A brief history of Coarse fishing on Inniscarra Lake, Roovesbridge
Coachford Co Cork.
Inniscarra Lake originated from the River Lee which has its source in Gougane Barra some 40 Miles west of Cork City and flows due east through
beautiful contrasting scenery, varying from wild mountainsto morelands
and later through lowland lakes and returns to the sea as the Lee River
through Cork city and Cork Harbour and out into the Atlantic Ocean at
Roaches Point in Aghada.
Inniscarra Lake was created in 1956 by the construction of two hydro
electric generating stations, one in Carrigadrohid of 4.5kw capacity and
the other of 9kw at Inniscarra Lake closer to Cork City. The Lake
constitutes an area of 530 hectares and bank fishing sideof 40kms though
not all fishable. The purpose was to hold enough water to generate
electricity for Cork City and it’s surrounding towns and villages.
The founder and brainchild of the fisheries was a Mr Noel Hackett (RIP)
who was employed by the fisheries board in Macroom and whose home is
adjacent to the Lake. He introduced the Bream to Inniscarra Lake in 1973
and they have bread very successfully there to today’s levels where
there are millions of fish in the lake between the two reservoirs.
There main fishing points along Inniscarra Lake namely:
- Castle Bridge
- Sallys Hole
- Cemetary Fields
- Concrete Jetty
- Salmon Cages
- Rooves Bridge
- Rooves Bay
- Farran Forrest Park
- Dripsey Arm
- Garden Center
- Recreation Center
- Pumping Station
To mention but a few suitable points for fishing the lake.
The dominant Coarse fish in Inniscarra Lake are:
Bream, bream/rudd hybrids, Rudd, Perch, Pike, Tench, Carp and Eels.
Catches of Bream in excess of 100 lbs per day are common. The lake is
best suited for the pleasure angler who can enjoy long days of
Michael Collins of Tara Guest Accommodation
will show the visiting angler the best locations on the reservoir to
fish and will advise and arrange bait as required.
There are also good stocks of trout in the Lake again around the
Roovesbridge and Bay area.
There are good Pike stock’s on the reservoir also and they have
achieved big weight’s and on the balmy evenings they are rolling in the
shallows around Roovesbay.
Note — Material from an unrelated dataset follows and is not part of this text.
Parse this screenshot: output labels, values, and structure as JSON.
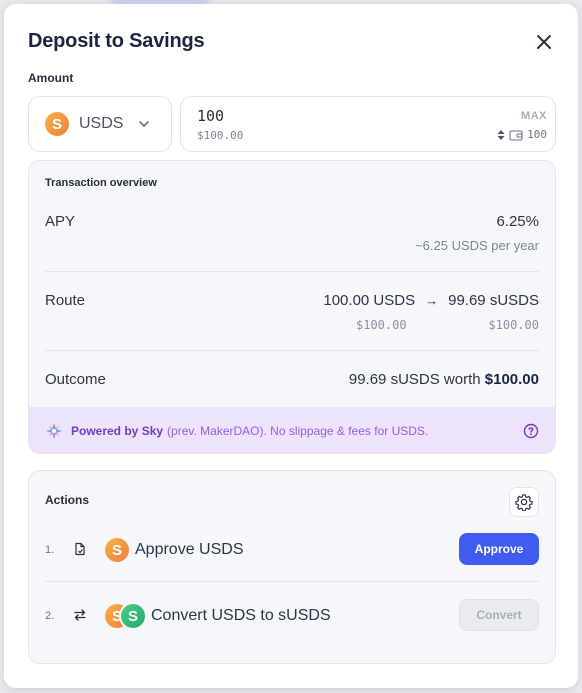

The Dutch, German and French tourists enjoy
tralling for the pike.
The National Pike Angling Championships were fished on the Lee System
and catches of 250kg’s daily were recorded.
Eel fishing has become very popular especially with the Belgian and
Dutch people. The Oak Smoke or Jelly the eel and they are pleasant to
Game fishing is popular below the dam walls in Inniscarra and this
stretch of the Lee is stocked and pegs are booked for the day fisherman.
A small number of perch are present in Lough Allua, Tench are found
in Mc Culls Pond and Buckleys Pond east of Macroom
The Lough in Cork City is Ten Acres, surrounded by a small green belt
in a built up urban area, it nevertheless boasts good stocks of carp,
tench, bream, rudd, eel, perch and Pike. The waters edge is Fringed by a
small concrete pathand the shoreline is therefore 100% fishable.
The is a nice 4 acre reservoir in Ballincollig also with bream, carp ,
rudd, tench and eels.
Inniscarra Lake is part of the magnificent Beautiful Lee Valley with its
rolling hills and beautiful valleys. The views around Rooves Bridge ,Coachford
are breathtaking and once visited a person will always return due to
that everlasting memory of the beauty.
A book “ The flooding of the river Lee” produced by local man, historian
and school teacher Seamus O Donoghue captures the wealth of history of
the area and will leave you intrigued. There is also a video available
on the Flooding of the dam produced by the Electricity Supply Board
which with its motion pictures of 1956 captures the intrigue of the
If you would like me to research more on the Lake area please feel free
to contact me at